  30. The Fifth Proposition; or, the Bridge of Asses. A Love Story by Euclid. Let ABC be a love triangle having the side AB equally strong as the side AC; and let the unlived lives BD, CE be prolonged in a straight line with AB, AC.

  31. I have tried, and failed, to disbelieve in progress.

  32. Decluttering. Some feel a nameless, sharp-edged, sexually tinged pleasure in seeing someone else deprived of their individuality and stepping into the uniformed background.

  33. Writing on the computer. A writer using the computer must have the resistance to temptation of a desert saint.

  34. Notebooks. The difference between writing on loose paper and writing in a notebook is in the relationship of the writer and the thing written.

  35. Fable of the Spider and the Songbird. On the hot island of thick forest and air thicker with wet, a bright and brilliant spider like a hand, with legs like fingers, wove and strung her yellow silk into a golden web.

  36. Fiction and thinking. The mind is a lazy mapmaker.

  37. Esperanto. English is the farthest-spread auxiliary language in use; but it is not the only one, nor is it the most used.

  38. Formality. Architects can play with every other part of a building.

  39. Perpetual Peace. In 2045 the Endower Institute organized the GSPW (Group for the Study of the Phenomenon of War) to conduct an indisciplinary study of game theory, war-gaming, and evolutionary psychology.

  40. The sound of ticking is passing out of the world—at least out of the public spaces, and out of most private lives.

  41. Arts and science. Science is different from older ways of using reason to understand the world because of its connection with the arts, in the sense of mimesis.

  42. The White City. In the beginning, world was garden.

  43. Programming, though not itself a humanity, can serve as one in the same practical role that Latin did.

  44. Humanism. We are uneasy in this world, half because it is cruel, and half because it is boring.

  45. Gauss's Nightmare. "I know not, of course, whether you are right about the appearance of our own Earth from the Moon."

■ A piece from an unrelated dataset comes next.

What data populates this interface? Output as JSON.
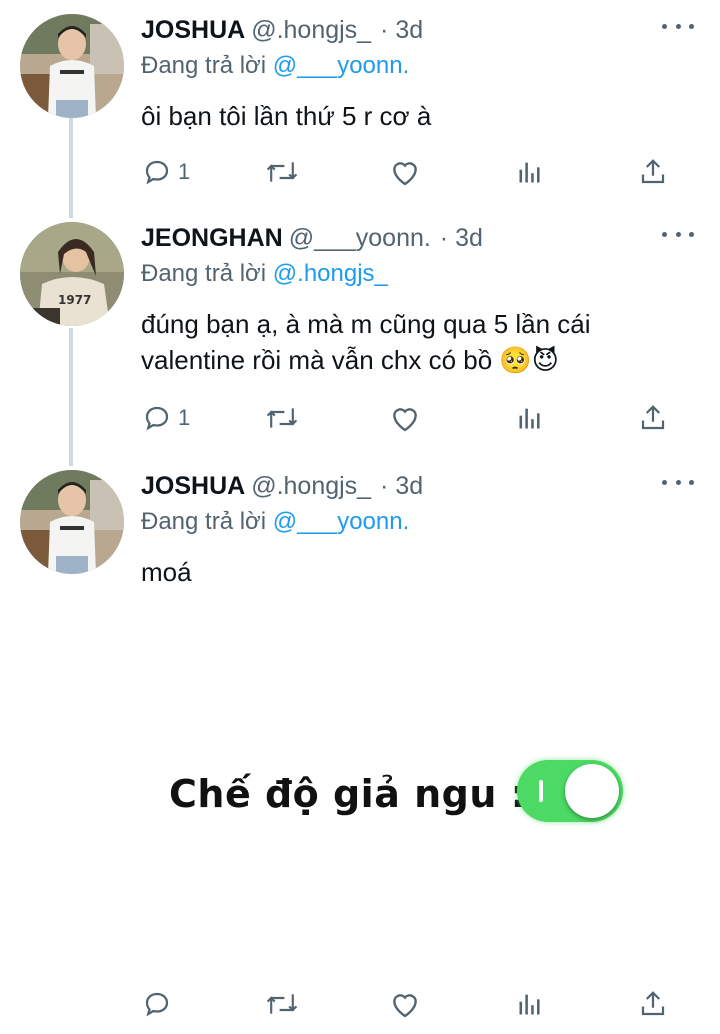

  46. The beach is as different from ocean and from land, as land and ocean are different from one another.

  47. Fable of the Hyena and the Comedian. A spotted hyena, having escaped the zoo, walked the streets that night terrified and disconsolate.

  48. Happiness is restful joy.

  49. Debunking is to science as criticism is to art—not useless, but not the thing itself, and often requiring a cast of mind opposite to what it tries to protect.

  50. Fable of the Whale and the Squid. A whale once determined to settle between himself and the greatest of squids which was the more terrible, and thereby master of the ocean.

  51. Internet or library. Research on the Internet is a meal made of cake and caviar—you may enjoy it, but you cannot live on it.

  52. Constructed languages. In life, we are the servants of language.

  53. Blue Devils. This was a few years before Katrina, when I was still in college and had time to do things like go to New Orleans to track down an immortal bluesman.

  54. Brevity. It is the lesson of poetry that more can be said briefly than can be said at any length.

  55. (Anniversary).Today is the anniversary of the first two posts of the Ruricolist.